I like this kind of opposites attract story and was really looking forward to your thoughts on it. It's too bad it didn't quite measure up.

Wendy said...

C?! Two Cs?!?! Y'all are breaking my heart - LOL!

My own review is scheduled to land over at TGTBTU this weekend (last time I checked). And you should read it anyway Ames. Just cuz I liked it so much ;)

~ames~ said...

I think I will Wendy! We'll see where I fall grade-wise. :P

Samantha said...

Great review! This one had sounded really interesting to me. A little sad to hear that it only managed a 3.5 grade from you both, but I'll probably eventually check it out. I'll admit I'm drawn in by the promise of a stuffy hero. ;)

Jade said...

Great in-depth review. I loved reading your thoughts on the book and the characters. The plot seems to be a very popular and typical one for romance, but the characters sound interesting enough to carry this off.

Alex (A Girl, Books, OtherThings) said...

This sounds like a really sweet book, I don't know if I'll like the mothers but I'll try to give it a try.

Hilcia said...

Okay, two C's, and Wendy loved it? Now I have to read it to find out what's going on here. LOL!

Opposites attract are a favorite trope. I'll just have to read it myself. LOL... Great review, ladies!

nath said...

Ames - This was definitively about opposites attract, Ames :) Still, I think you should give it a try. It's a trope that I really enjoy, so I'm particularly harsh with it... but you know what?
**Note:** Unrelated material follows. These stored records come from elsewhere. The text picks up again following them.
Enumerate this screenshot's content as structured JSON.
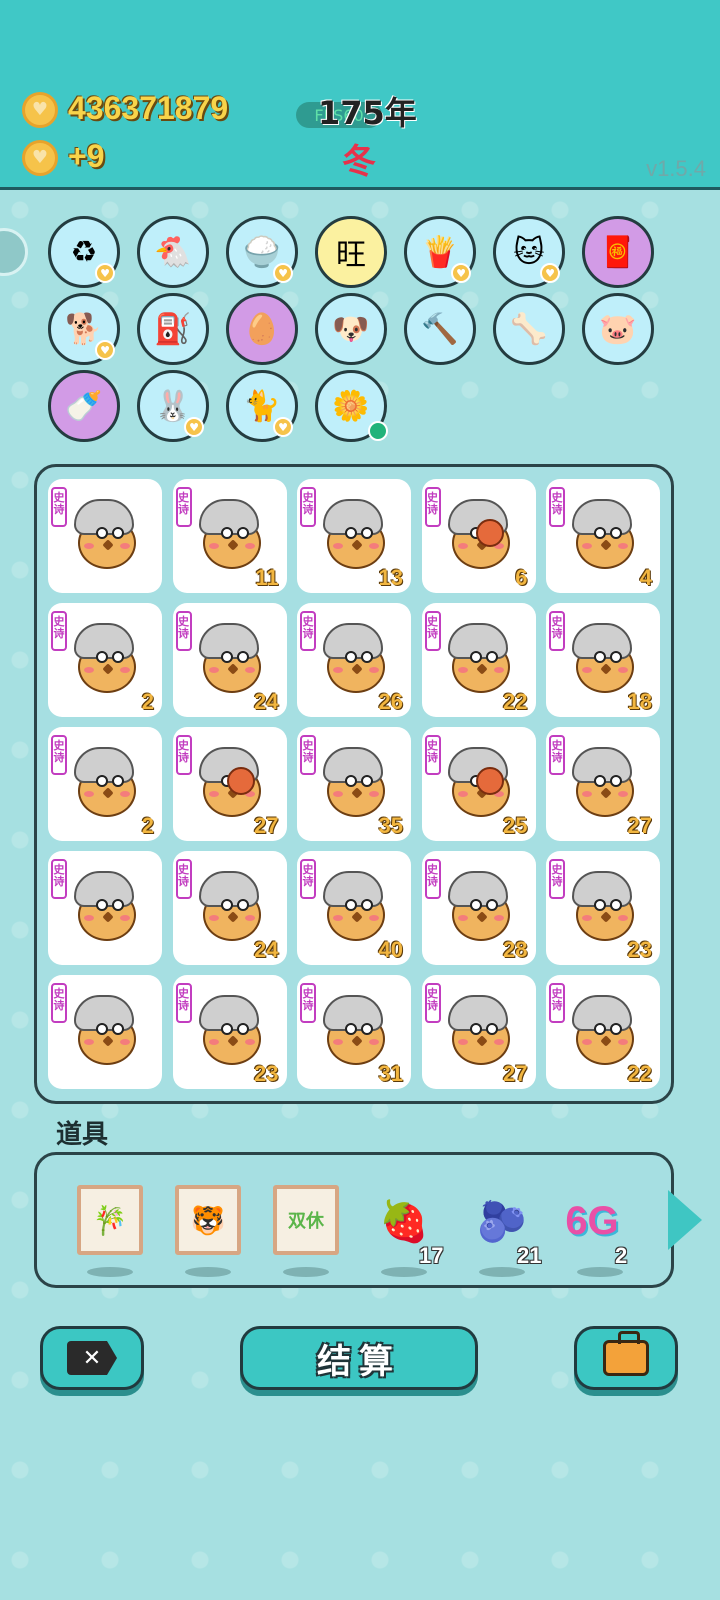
{
  "header": {
    "money": "436371879",
    "income": "+9",
    "fps_label": "FPS60",
    "year": "175年",
    "season": "冬",
    "version": "v1.5.4"
  },
  "icons": [
    {
      "name": "refresh-icon",
      "glyph": "♻",
      "style": "blue",
      "badge": true
    },
    {
      "name": "chicken-egg-icon",
      "glyph": "🐔",
      "style": "blue",
      "badge": false
    },
    {
      "name": "rice-bowl-icon",
      "glyph": "🍚",
      "style": "blue",
      "badge": true
    },
    {
      "name": "wang-tiles-icon",
      "glyph": "旺",
      "style": "yellow",
      "badge": false
    },
    {
      "name": "fries-icon",
      "glyph": "🍟",
      "style": "blue",
      "badge": true
    },
    {
      "name": "cat-icon",
      "glyph": "🐱",
      "style": "blue",
      "badge": true
    },
    {
      "name": "red-envelope-icon",
      "glyph": "🧧",
      "style": "purple",
      "badge": false
    },
    {
      "name": "husky-dog-icon",
      "glyph": "🐕",
      "style": "blue",
      "badge": true
    },
    {
      "name": "pump-icon",
      "glyph": "⛽",
      "style": "blue",
      "badge": false
    },
    {
      "name": "egg-icon",
      "glyph": "🥚",
      "style": "purple",
      "badge": false
    },
    {
      "name": "cool-dog-icon",
      "glyph": "🐶",
      "style": "blue",
      "badge": false
    },
    {
      "name": "hammer-icon",
      "glyph": "🔨",
      "style": "blue",
      "badge": false
    },
    {
      "name": "dog-bowl-icon",
      "glyph": "🦴",
      "style": "blue",
      "badge": false
    },
    {
      "name": "piggy-bank-icon",
      "glyph": "🐷",
      "style": "blue",
      "badge": false
    },
    {
      "name": "breast-pump-icon",
      "glyph": "🍼",
      "style": "purple",
      "badge": false
    },
    {
      "name": "rabbit-icon",
      "glyph": "🐰",
      "style": "blue",
      "badge": true
    },
    {
      "name": "cat-back-icon",
      "glyph": "🐈",
      "style": "blue",
      "badge": true
    },
    {
      "name": "potted-flower-icon",
      "glyph": "🌼",
      "style": "blue",
      "badge": false,
      "dot": true
    }
  ],
  "board": {
    "tag": "史诗",
    "cells": [
      {
        "num": "",
        "ball": false
      },
      {
        "num": "11",
        "ball": false
      },
      {
        "num": "13",
        "ball": false
      },
      {
        "num": "6",
        "ball": true
      },
      {
        "num": "4",
        "ball": false
      },
      {
        "num": "2",
        "ball": false
      },
      {
        "num": "24",
        "ball": false
      },
      {
        "num": "26",
        "ball": false
      },
      {
        "num": "22",
        "ball": false
      },
      {
        "num": "18",
        "ball": false
      },
      {
        "num": "2",
        "ball": false
      },
      {
        "num": "27",
        "ball": true
      },
      {
        "num": "35",
        "ball": false
      },
      {
        "num": "25",
        "ball": true
      },
      {
        "num": "27",
        "ball": false
      },
      {
        "num": "",
        "ball": false
      },
      {
        "num": "24",
        "ball": false
      },
      {
        "num": "40",
        "ball": false
      },
      {
        "num": "28",
        "ball": false
      },
      {
        "num": "23",
        "ball": false
      },
      {
        "num": "",
        "ball": false
      },
      {
        "num": "23",
        "ball": false
      },
      {
        "num": "31",
        "ball": false
      },
      {
        "num": "27",
        "ball": false
      },
      {
        "num": "22",
        "ball": false
      }
    ]
  },
  "items": {
    "label": "道具",
    "list": [
      {
        "name": "bamboo-frame-item",
        "glyph": "🎋",
        "frame": true,
        "count": ""
      },
      {
        "name": "tiger-frame-item",
        "glyph": "🐯",
        "frame": true,
        "count": ""
      },
      {
        "name": "double-rest-frame-item",
        "glyph": "双休",
        "frame": true,
        "count": ""
      },
      {
        "name": "strawberry-item",
        "glyph": "🍓",
        "frame": false,
        "count": "17"
      },
      {
        "name": "bayberry-item",
        "glyph": "🫐",
        "frame": false,
        "count": "21"
      },
      {
        "name": "6g-item",
        "glyph": "6G",
        "frame": false,
        "count": "2"
      }
    ]
  },
  "buttons": {
    "settle": "结算"
  }
}
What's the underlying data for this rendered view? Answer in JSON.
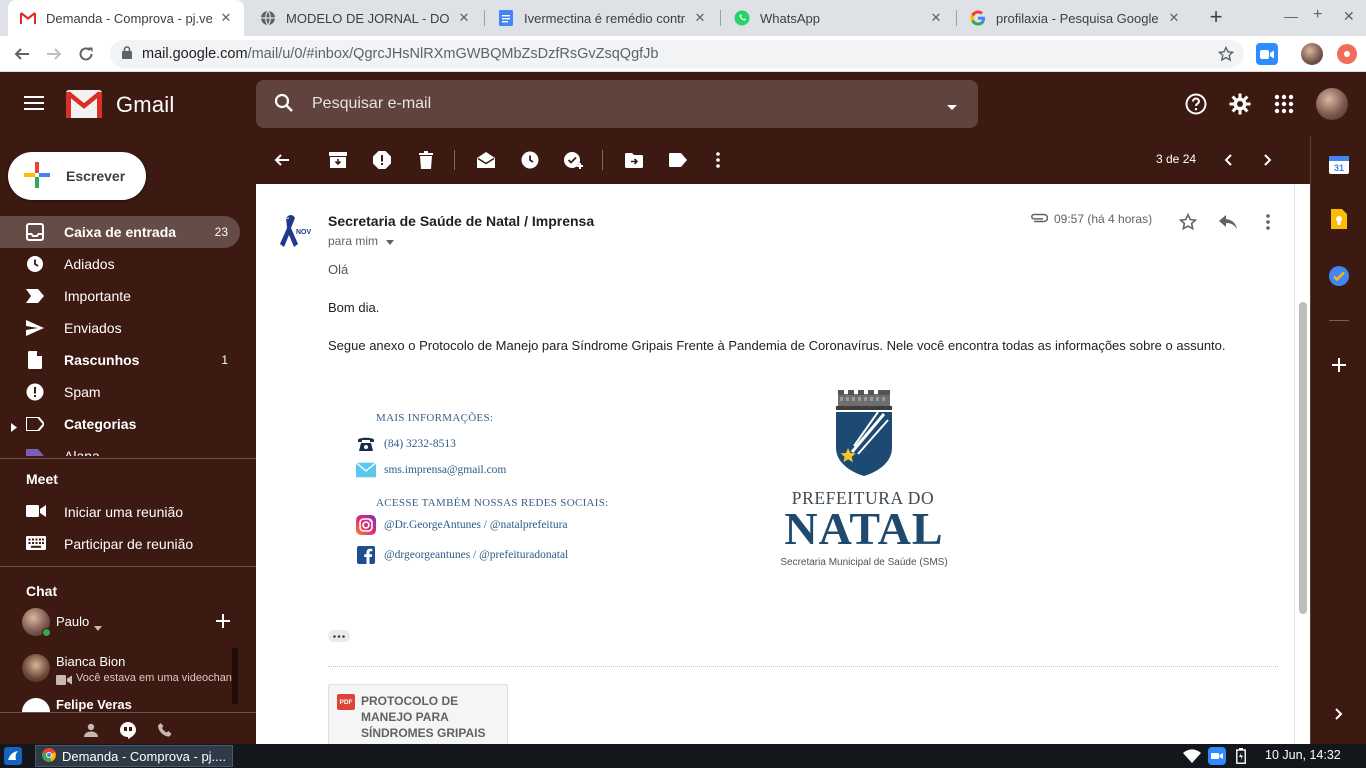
{
  "browser": {
    "tabs": [
      {
        "title": "Demanda - Comprova - pj.ve",
        "icon": "gmail-favicon",
        "active": true
      },
      {
        "title": "MODELO DE JORNAL - DOM",
        "icon": "globe-favicon",
        "active": false
      },
      {
        "title": "Ivermectina é remédio contra",
        "icon": "docs-favicon",
        "active": false
      },
      {
        "title": "WhatsApp",
        "icon": "whatsapp-favicon",
        "active": false
      },
      {
        "title": "profilaxia - Pesquisa Google",
        "icon": "google-favicon",
        "active": false
      }
    ],
    "url_host": "mail.google.com",
    "url_path": "/mail/u/0/#inbox/QgrcJHsNlRXmGWBQMbZsDzfRsGvZsqQgfJb"
  },
  "gmail": {
    "brand": "Gmail",
    "search_placeholder": "Pesquisar e-mail",
    "compose_label": "Escrever",
    "theme_color": "#3c1a12",
    "nav": [
      {
        "label": "Caixa de entrada",
        "count": "23",
        "icon": "inbox-icon",
        "bold": true,
        "active": true
      },
      {
        "label": "Adiados",
        "count": "",
        "icon": "clock-icon",
        "bold": false,
        "active": false
      },
      {
        "label": "Importante",
        "count": "",
        "icon": "important-icon",
        "bold": false,
        "active": false
      },
      {
        "label": "Enviados",
        "count": "",
        "icon": "send-icon",
        "bold": false,
        "active": false
      },
      {
        "label": "Rascunhos",
        "count": "1",
        "icon": "draft-icon",
        "bold": true,
        "active": false
      },
      {
        "label": "Spam",
        "count": "",
        "icon": "spam-icon",
        "bold": false,
        "active": false
      },
      {
        "label": "Categorias",
        "count": "",
        "icon": "label-icon",
        "bold": true,
        "active": false
      },
      {
        "label": "Alana",
        "count": "",
        "icon": "label-icon",
        "bold": false,
        "active": false
      }
    ],
    "meet": {
      "heading": "Meet",
      "items": [
        {
          "label": "Iniciar uma reunião",
          "icon": "video-icon"
        },
        {
          "label": "Participar de reunião",
          "icon": "keyboard-icon"
        }
      ]
    },
    "chat": {
      "heading": "Chat",
      "me": "Paulo",
      "contacts": [
        {
          "name": "Bianca Bion",
          "status": "Você estava em uma videochan"
        },
        {
          "name": "Felipe Veras",
          "status": ""
        }
      ]
    },
    "pager": "3 de 24"
  },
  "message": {
    "sender": "Secretaria de Saúde de Natal / Imprensa",
    "to": "para mim",
    "time": "09:57 (há 4 horas)",
    "lines": [
      "Olá",
      "Bom dia.",
      "Segue anexo o Protocolo de Manejo para Síndrome Gripais Frente à Pandemia de Coronavírus. Nele você encontra todas as informações sobre o assunto."
    ],
    "info": {
      "more_info": "MAIS INFORMAÇÕES:",
      "phone": "(84) 3232-8513",
      "email": "sms.imprensa@gmail.com",
      "social_heading": "ACESSE TAMBÉM NOSSAS REDES SOCIAIS:",
      "instagram": "@Dr.GeorgeAntunes / @natalprefeitura",
      "facebook": "@drgeorgeantunes / @prefeituradonatal"
    },
    "prefeitura": {
      "line1": "PREFEITURA DO",
      "line2": "NATAL",
      "sub": "Secretaria Municipal de Saúde (SMS)"
    },
    "attachment": {
      "badge": "PDF",
      "name": "PROTOCOLO DE MANEJO PARA SÍNDROMES GRIPAIS"
    }
  },
  "taskbar": {
    "task": "Demanda - Comprova - pj....",
    "clock": "10 Jun, 14:32"
  }
}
Lately, I haven't seen any books with it, so if that's what you want to read, you should go for it :)

Wendy - LOL, Wendy. Sorry! It would have made the B range if it could have kept my attention after Paris. But I really thought it lost steam at that point :(

Looking forward to your review, Wendy!

Samantha - I love stuffy hero, Samantha! Give it a go, you might enjoy it more than me :) It was definitively solid, but I just wanted it a bit more. As I told Ames, this is one of my favorite trope, so perhaps I was a bit too harsh ^_^;

Jade - Thanks Jade and welcome to Breezing Through!

What was interesting in this book was the two characters discussing their perception of love and romance. That made it interesting.

While opposites attract is a popular trope in romance, I feel it's been a while since I've read about the carefree heroine and stuffy hero :)

Alex - The mother has a really small role in the book, Alex. I think she appears in one particular scene and quite early in the book. if she was your reservation about the book, I say don't worry :)

Hilcia - LOL, indeed you do! Also, just to find out how YOU enjoy it :)

Leslie said...

Wonderful review ladies! Even with the C grades I'm still going to read this one. I like this trope and now I'm curious to see if I agree with you guys or Wendy. :)

nath said...

Leslie - I'm curious to find out too :) It was a nice read, I just wanted more.